The anxious emails from students are hitting my in-boxes once again: What time are office hours? Are places in the seminar still available? Where can they get advance copies of the syllabus?
I don’t have answers to these questions yet; by this time next week I will.
Another school year is ready to begin, and for the first time in decades I will be teaching full-time.
Unfortunately, I’m returning to a profession in crisis. Over at Instapundit, Glenn Reynolds has been blogging up a storm over what he calls the ‘bubble‘ in higher education. Parents and students are shoveling more and more cash into degrees that, Glenn and many of those he links to warn, are not likely to pay off.
They are, unfortunately, right. The bubble analogy is dead-on for some parts of the educational world. In an age of outsourcing and technological change, a law degree (even from a ‘name’ school) is no longer going to be the kind of ticket to affluence that it once was.

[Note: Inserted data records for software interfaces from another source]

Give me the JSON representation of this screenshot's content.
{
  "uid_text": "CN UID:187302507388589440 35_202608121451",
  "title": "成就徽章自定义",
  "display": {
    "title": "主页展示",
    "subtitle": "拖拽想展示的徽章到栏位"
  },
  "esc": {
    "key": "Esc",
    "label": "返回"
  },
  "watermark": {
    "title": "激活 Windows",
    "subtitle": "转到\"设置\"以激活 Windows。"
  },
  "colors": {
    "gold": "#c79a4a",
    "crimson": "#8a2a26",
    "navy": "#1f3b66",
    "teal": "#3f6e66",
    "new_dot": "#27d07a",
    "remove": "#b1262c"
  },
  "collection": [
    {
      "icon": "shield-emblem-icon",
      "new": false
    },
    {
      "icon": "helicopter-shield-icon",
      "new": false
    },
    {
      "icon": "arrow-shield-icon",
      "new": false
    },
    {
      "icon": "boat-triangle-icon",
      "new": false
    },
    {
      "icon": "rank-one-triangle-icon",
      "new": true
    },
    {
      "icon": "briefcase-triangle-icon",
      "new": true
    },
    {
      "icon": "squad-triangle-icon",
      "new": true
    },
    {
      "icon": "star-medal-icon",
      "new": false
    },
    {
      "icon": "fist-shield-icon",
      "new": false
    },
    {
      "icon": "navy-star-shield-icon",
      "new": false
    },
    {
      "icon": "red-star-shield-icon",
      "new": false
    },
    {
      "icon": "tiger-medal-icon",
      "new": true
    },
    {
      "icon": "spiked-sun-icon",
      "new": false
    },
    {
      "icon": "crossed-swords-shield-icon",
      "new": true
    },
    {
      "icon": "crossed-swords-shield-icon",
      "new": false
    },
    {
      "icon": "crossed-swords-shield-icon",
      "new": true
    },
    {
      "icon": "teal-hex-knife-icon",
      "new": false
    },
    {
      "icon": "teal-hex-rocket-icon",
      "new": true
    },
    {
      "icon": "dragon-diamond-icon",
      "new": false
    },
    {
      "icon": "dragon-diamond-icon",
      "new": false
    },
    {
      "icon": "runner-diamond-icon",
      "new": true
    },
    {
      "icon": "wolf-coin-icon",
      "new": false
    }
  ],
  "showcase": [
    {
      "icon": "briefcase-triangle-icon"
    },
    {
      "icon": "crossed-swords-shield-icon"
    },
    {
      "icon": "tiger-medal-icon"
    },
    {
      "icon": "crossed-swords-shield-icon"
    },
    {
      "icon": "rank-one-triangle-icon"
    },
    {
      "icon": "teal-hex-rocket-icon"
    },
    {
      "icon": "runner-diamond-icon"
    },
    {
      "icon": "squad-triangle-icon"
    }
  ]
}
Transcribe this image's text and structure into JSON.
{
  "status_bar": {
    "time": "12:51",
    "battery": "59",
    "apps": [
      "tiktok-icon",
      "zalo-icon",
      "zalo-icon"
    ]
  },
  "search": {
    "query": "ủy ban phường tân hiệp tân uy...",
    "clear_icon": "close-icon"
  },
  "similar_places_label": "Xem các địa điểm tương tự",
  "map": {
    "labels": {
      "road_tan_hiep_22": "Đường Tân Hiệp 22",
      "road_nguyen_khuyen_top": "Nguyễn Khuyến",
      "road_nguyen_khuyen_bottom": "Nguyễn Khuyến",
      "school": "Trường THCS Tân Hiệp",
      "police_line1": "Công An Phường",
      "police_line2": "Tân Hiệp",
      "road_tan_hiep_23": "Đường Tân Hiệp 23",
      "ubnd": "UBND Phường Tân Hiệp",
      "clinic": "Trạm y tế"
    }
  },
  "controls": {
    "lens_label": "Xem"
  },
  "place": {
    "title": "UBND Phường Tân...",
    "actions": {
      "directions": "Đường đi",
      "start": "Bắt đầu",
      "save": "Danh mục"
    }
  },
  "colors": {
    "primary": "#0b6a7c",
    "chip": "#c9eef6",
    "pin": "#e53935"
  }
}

More generally, the upper middle class benefited over the last generation from a rising difference between the living standards of professional and blue collar American workers. This is likely to change; from civil service jobs in government to university professors, lawyers, health care personnel, middle and upper middle management in the private sector, the upper-middle class is going to face a much harsher environment going forward. Automation, outsourcing and unremitting pressures to control costs are going to squeeze upper middle class incomes. What blue collar workers faced in the last thirty years is coming to the white collar workforce now.
Yet as their financial prospects darken, students’ educational costs are exploding. Like the health care system, the educational system is being overwhelmed by rising costs and rising demand. And as misguided government policies contributed to the real estate bubble by artificially inflating demand, government programs are burdening students with unpayable loans and contributing to relentless and unsustainable inflation in school costs.
And so, dear students, welcome back! Your generation is going to have dig its own way out of the hole my generation has dug for you (thanks for the Medicare, kids, and sorry about the deficit!), but here are a few tips that may help you get the best out of your college years.
1. The real world does not work like school.
Life in school is life in bureaucracy. You follow the rules, do what you are told, and rewards follow.
The real world was never very much like that, but the parts of the real world that look most like school (like for example law firms, universities and government and private sector bureaucracies) have their heads on the chopping block. By the time today’s students are in their forties (and that is MUCH closer than you think, kids), most of those organizations are going to morph into something very different. Or they will die.
Inmates who spend a long time in prison become institutionalized; they adapt so well to the conditions of prison that they can no longer function in the free world. Something similar can happen to students. From age six or even younger, students are immersed in a predictable world that runs by the rules. Then you get out of school — and expect that this pattern will continue. If you go to a good law school and do well, you will become an associate at a successful firm. Do your job well, work hard, obey the rules and wash behind your ears and in due time you will make partner.
That’s the old system; the new one won’t work that way. Creativity, integrity and entrepreneurial initiative will pay off; following the old rules and hoping for the old rewards is a road to frustration. You have to fight the tendency of the educational system to turn you into a timeserving baby bureaucrat, following the rules and waiting for the inevitable promotion.
As you go through college, think about ways you can fight the pressures of institutionalization. Work or volunteer — not just for money, but to keep your hand in the real world. Live off campus. Start a business. Shake things up.
Thursday, September 2, 2010
Yale professor offers advice for college-bound kids
Yale professor Walter Russell Mead posted a story on his American Interest blog painting a picture of our children's future and offering advice for parents as we guide them through life and particularly college. It's a long read but powerful and thought-provoking:
Posted by Kate